Pipelines can have serious negative, social, and environmental effects. Not only do the pipelines bulldoze through the treaty rights of many first nations, but the inevitable spills will represent serious environmental risks. For example, the northern gateway would go through the Great Bear Rainforest, where a spill would not only threaten a priceless ecosystem but also threaten and perhaps kill a large portion of the B.C. economy that depends on fishing and tourism. Then it will be ferried away through the dangerous waters of B.C.'s north coast, where repeated studies have shown a high risk of a supertanker spills. Diluted bitumen is heavier than water and virtually impossible to clean up.

The debate on oil sands shipments is polarized between those who say that all pipelines are bad and those who say that all pipelines are good. Canada needs a balanced approach to energy and the environment—

Natural ResourcesAdjournment Proceedings

6:40 p.m.


The Acting Speaker Conservative Barry Devolin

Order, please. The hon. parliamentary secretary.

Natural ResourcesAdjournment Proceedings

6:40 p.m.

Saskatoon—Rosetown—Biggar Saskatchewan


Kelly Block ConservativeParliamentary Secretary to the Minister of Natural Resources

Mr. Speaker, as the member knows, Canada is focused on expanding our energy export markets so we can benefit from the world price of oil. Due to the difference between Canadian and world prices for oil, Canadian oil producers lost over $13 billion in revenue in 2012. That differential also meant lower revenue for governments that could have gone into housing and hospitals, health care and other vital infrastructure.

The solution, of course, is to expand Canada's energy infrastructure, including through the construction of pipelines: pipelines to relieve the bottlenecks in the U.S. that cause those price differentials; pipelines to bring oil from western Canada to eastern Canada; and pipelines to deliver our energy to tidewater where it can reach new markets abroad.

Our government's responsible resource development plan is aimed squarely at addressing these issues, developing Canada's resources, creating jobs and growing our economy. Global energy demand is expected to increase by 37% from 2012 to 2040, and Canada is well positioned to support that demand. However, without the infrastructure to move the product to offshore markets, our oil will be stranded in North America.

Getting access to these markets means building new infrastructure.

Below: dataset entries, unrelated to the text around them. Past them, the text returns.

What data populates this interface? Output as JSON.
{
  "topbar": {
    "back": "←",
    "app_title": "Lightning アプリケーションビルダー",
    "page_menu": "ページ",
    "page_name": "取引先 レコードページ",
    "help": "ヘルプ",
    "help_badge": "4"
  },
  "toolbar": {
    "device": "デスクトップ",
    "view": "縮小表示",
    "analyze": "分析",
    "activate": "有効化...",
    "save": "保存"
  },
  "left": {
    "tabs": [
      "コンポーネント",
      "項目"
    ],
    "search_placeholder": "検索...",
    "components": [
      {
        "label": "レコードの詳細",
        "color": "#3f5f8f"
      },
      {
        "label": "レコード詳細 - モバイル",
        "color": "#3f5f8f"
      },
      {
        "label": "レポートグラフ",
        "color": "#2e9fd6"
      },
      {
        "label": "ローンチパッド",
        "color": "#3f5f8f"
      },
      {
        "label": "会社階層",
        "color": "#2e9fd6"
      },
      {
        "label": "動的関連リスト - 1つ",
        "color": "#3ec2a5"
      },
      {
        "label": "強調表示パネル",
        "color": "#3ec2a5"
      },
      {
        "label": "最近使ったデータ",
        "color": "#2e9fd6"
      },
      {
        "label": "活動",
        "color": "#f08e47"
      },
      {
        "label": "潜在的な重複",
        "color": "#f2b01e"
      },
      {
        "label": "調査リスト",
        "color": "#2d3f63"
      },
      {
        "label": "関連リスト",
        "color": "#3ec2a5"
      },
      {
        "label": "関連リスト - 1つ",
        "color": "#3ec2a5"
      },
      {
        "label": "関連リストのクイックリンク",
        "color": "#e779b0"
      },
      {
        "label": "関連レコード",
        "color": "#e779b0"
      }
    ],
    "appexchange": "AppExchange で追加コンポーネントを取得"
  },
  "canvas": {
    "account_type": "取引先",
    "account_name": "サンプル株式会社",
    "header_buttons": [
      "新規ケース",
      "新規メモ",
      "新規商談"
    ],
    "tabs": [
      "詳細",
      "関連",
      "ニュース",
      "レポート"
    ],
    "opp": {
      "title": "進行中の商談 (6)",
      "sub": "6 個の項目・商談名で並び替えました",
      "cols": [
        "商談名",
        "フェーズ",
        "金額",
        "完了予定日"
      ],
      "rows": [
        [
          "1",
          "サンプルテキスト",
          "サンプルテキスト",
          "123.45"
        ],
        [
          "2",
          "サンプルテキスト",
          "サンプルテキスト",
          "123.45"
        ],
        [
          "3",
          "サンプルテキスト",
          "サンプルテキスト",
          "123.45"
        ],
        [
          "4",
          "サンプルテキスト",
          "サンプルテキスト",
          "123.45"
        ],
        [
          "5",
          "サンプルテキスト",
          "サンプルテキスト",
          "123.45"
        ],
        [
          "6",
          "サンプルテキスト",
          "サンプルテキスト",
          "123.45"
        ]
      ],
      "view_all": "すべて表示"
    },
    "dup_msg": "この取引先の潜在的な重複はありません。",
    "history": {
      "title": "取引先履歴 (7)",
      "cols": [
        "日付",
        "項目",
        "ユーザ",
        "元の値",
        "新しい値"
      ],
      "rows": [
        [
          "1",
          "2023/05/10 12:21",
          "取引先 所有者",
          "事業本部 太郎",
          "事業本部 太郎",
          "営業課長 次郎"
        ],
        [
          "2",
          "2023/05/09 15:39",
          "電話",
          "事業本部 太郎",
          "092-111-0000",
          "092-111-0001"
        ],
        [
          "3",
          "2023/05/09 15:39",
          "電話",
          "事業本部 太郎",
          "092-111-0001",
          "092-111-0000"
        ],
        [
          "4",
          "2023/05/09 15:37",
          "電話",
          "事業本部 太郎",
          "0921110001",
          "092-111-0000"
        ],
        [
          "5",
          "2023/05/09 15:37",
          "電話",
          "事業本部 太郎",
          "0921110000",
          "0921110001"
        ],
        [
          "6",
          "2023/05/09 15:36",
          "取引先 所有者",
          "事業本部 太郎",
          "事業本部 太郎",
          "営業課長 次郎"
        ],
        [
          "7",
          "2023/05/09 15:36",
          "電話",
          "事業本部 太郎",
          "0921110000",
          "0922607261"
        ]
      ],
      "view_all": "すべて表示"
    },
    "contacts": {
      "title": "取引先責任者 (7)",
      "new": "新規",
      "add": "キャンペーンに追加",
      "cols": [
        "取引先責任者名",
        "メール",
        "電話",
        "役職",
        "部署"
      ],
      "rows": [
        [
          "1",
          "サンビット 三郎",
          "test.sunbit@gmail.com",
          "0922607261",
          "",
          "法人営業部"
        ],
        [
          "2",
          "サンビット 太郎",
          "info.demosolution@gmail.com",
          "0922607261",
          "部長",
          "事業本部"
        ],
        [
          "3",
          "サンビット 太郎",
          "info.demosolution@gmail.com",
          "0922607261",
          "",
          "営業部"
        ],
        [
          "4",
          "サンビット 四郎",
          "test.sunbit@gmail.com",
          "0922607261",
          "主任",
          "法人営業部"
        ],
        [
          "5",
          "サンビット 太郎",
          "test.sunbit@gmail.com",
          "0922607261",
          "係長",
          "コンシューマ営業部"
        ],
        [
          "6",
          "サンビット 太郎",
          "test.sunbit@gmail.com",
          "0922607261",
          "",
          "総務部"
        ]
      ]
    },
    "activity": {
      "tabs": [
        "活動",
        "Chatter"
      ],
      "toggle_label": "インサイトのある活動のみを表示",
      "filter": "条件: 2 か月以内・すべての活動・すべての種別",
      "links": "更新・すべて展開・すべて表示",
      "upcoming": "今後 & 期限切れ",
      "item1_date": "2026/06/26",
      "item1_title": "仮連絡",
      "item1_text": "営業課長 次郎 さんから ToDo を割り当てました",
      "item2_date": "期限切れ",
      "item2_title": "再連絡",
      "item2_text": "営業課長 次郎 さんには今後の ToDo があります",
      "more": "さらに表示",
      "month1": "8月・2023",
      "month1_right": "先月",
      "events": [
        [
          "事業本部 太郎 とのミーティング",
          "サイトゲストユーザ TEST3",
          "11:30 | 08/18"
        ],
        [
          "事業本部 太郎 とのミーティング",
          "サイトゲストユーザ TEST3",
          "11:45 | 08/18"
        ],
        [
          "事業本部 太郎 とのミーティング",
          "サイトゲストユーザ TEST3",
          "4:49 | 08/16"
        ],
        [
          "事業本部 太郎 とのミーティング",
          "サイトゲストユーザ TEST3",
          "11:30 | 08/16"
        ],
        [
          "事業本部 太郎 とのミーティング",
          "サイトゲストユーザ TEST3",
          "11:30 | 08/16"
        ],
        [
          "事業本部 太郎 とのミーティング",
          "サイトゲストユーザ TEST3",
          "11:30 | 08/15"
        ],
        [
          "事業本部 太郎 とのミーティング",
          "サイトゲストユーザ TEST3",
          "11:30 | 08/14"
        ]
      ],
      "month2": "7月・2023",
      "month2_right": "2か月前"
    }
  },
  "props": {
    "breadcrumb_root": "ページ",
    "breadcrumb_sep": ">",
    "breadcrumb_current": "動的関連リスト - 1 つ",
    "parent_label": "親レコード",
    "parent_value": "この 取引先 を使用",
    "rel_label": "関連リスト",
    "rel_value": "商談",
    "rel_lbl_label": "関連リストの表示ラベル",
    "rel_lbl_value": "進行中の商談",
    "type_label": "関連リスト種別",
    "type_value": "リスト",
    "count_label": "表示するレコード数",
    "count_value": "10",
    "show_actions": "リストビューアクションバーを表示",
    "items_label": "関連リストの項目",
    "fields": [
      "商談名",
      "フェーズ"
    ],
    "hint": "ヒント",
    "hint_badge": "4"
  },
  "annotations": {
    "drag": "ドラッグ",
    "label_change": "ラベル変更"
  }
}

Through the plan for responsible resource development, the Government of Canada is taking key steps to diversify Canada's energy export markets east and west, while improving the efficiency of regulatory processes, strengthening environmental protection and aboriginal engagement and participation in resource development.

Every day, energy products travel safely through 72,000 kilometres of federally regulated pipelines. In fact, our world-class safety system boasts a safety record of 99.999%. However, we will not be satisfied until that number is 100%, which is why we have put forward new legislation to strengthen our safety system in areas of prevention, preparedness and response, and liability and compensation.

This government understands the importance of developing our pipeline capacity in Canada for Canadians. We want to see our producers get a competitive price for their product and have a safe means of transporting it to markets, both here in North America and around the world.

While we continue to monitor closely the recent decline in oil prices, we are also keeping our eye on the bigger picture and the longer view. We have been clear that projects will only be approved if they are proven safe for Canadians and for the environment. I look forward to the member's support for our pipeline safety legislation.